**TRY IT**
Write out, precisely and in full, each line of the material.

++++++++

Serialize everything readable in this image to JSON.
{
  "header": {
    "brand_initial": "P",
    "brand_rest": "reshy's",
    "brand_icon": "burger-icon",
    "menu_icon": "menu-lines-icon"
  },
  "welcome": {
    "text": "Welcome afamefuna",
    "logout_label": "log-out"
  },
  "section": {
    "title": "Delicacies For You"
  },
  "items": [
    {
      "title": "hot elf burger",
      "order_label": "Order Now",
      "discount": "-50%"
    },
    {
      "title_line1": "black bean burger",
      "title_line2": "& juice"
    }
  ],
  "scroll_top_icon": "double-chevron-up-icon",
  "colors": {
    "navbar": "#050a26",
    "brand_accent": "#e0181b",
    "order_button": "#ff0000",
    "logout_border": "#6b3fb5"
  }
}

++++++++

**ANSWER FOR THIS EXERCISE**
Serialize everything readable in this image to JSON.
{
  "header": {
    "brand_initial": "P",
    "brand_rest": "reshy's",
    "brand_icon": "burger-icon",
    "menu_icon": "menu-lines-icon"
  },
  "welcome": {
    "text": "Welcome afamefuna",
    "logout_label": "log-out"
  },
  "section": {
    "title": "Delicacies For You"
  },
  "items": [
    {
      "title": "hot elf burger",
      "order_label": "Order Now",
      "discount": "-50%"
    },
    {
      "title_line1": "black bean burger",
      "title_line2": "& juice"
    }
  ],
  "scroll_top_icon": "double-chevron-up-icon",
  "colors": {
    "navbar": "#050a26",
    "brand_accent": "#e0181b",
    "order_button": "#ff0000",
    "logout_border": "#6b3fb5"
  }
}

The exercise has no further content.